Film, printed and framed, does that for me.  Unlike anything else available.  Surrounding me in my house and office.  Changing frames out with different memories.  But all real, no electricity needed. Because I intend to make photograph for the ages, not just for today.

Legacy portrait sessions are $325. Prints are available in any size to suit your space. Professional framing and mats in various colors, woods or metals. Shoots are available in Denver, Boulder and throughout the front range and the western slope.Call 720.982.9237

 

The Look of Film

I AM BOULDER COLORADO

“Hey, you’re shooting film.  That’s old school.”
“I’m shooting film because it makes me take my time and I’m really enjoying it.”

“That’s cool.”
“I just figured out how to develop it and not lose any frames in developing.  So, I’m good.”

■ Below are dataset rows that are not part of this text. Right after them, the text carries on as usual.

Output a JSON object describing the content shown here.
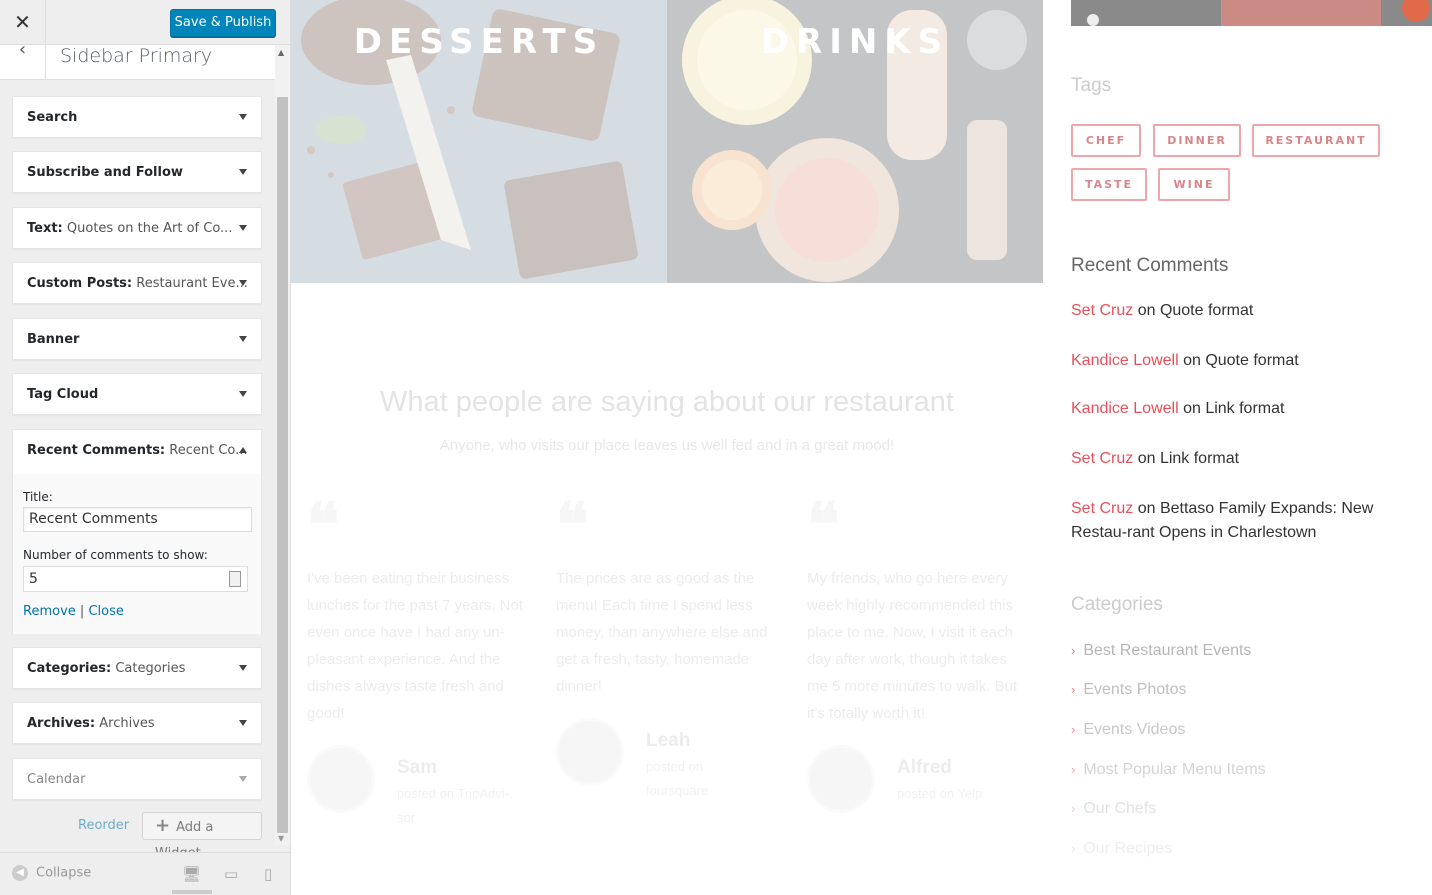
{
  "customizer": {
    "save_label": "Save & Publish",
    "section_title": "Sidebar Primary",
    "widgets": [
      {
        "title": "Search",
        "sub": ""
      },
      {
        "title": "Subscribe and Follow",
        "sub": ""
      },
      {
        "title": "Text:",
        "sub": " Quotes on the Art of Co..."
      },
      {
        "title": "Custom Posts:",
        "sub": " Restaurant Eve..."
      },
      {
        "title": "Banner",
        "sub": ""
      },
      {
        "title": "Tag Cloud",
        "sub": ""
      },
      {
        "title": "Recent Comments:",
        "sub": " Recent Co..."
      },
      {
        "title": "Categories:",
        "sub": " Categories"
      },
      {
        "title": "Archives:",
        "sub": " Archives"
      },
      {
        "title": "Calendar",
        "sub": ""
      }
    ],
    "recent_comments_form": {
      "title_label": "Title:",
      "title_value": "Recent Comments",
      "count_label": "Number of comments to show:",
      "count_value": "5",
      "remove_label": "Remove",
      "separator": "|",
      "close_label": "Close"
    },
    "reorder_label": "Reorder",
    "add_widget_label": "Add a Widget",
    "collapse_label": "Collapse"
  },
  "preview": {
    "banners": [
      {
        "label": "DESSERTS"
      },
      {
        "label": "DRINKS"
      }
    ],
    "testimonials": {
      "title": "What people are saying about our restaurant",
      "subtitle": "Anyone, who visits our place leaves us well fed and in a great mood!",
      "items": [
        {
          "text": "I've been eating their business lunches for the past 7 years. Not even once have I had any un-pleasant experience. And the dishes always taste fresh and good!",
          "name": "Sam",
          "source": "posted on TripAdvi-sor"
        },
        {
          "text": "The prices are as good as the menu! Each time I spend less money, than anywhere else and get a fresh, tasty, homemade dinner!",
          "name": "Leah",
          "source": "posted on foursquare"
        },
        {
          "text": "My friends, who go here every week highly recommended this place to me. Now, I visit it each day after work, though it takes me 5 more minutes to walk. But it's totally worth it!",
          "name": "Alfred",
          "source": "posted on Yelp"
        }
      ]
    },
    "sidebar": {
      "tags_heading": "Tags",
      "tags": [
        "CHEF",
        "DINNER",
        "RESTAURANT",
        "TASTE",
        "WINE"
      ],
      "recent_comments_heading": "Recent Comments",
      "comments": [
        {
          "author": "Set Cruz",
          "on": " on ",
          "post": "Quote format"
        },
        {
          "author": "Kandice Lowell",
          "on": " on ",
          "post": "Quote format"
        },
        {
          "author": "Kandice Lowell",
          "on": " on ",
          "post": "Link format"
        },
        {
          "author": "Set Cruz",
          "on": " on ",
          "post": "Link format"
        },
        {
          "author": "Set Cruz",
          "on": " on ",
          "post": "Bettaso Family Expands: New Restau-rant Opens in Charlestown"
        }
      ],
      "categories_heading": "Categories",
      "categories": [
        "Best Restaurant Events",
        "Events Photos",
        "Events Videos",
        "Most Popular Menu Items",
        "Our Chefs",
        "Our Recipes"
      ]
    }
  }
}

I teach film photography up in Lyons, Colorado, at the Lyons Photography Art Center, if you are interested in shooting film.  If you have an old SLR or other film camera around, here’s an idea.  Buy a roll of Tri-X black and white film with 36 exposures from Mike’s Camera.   Shoot one photo a month–the roll will last you three years.  At the end of three years, get it developed, and you will have a time capsule that will be so fun to see.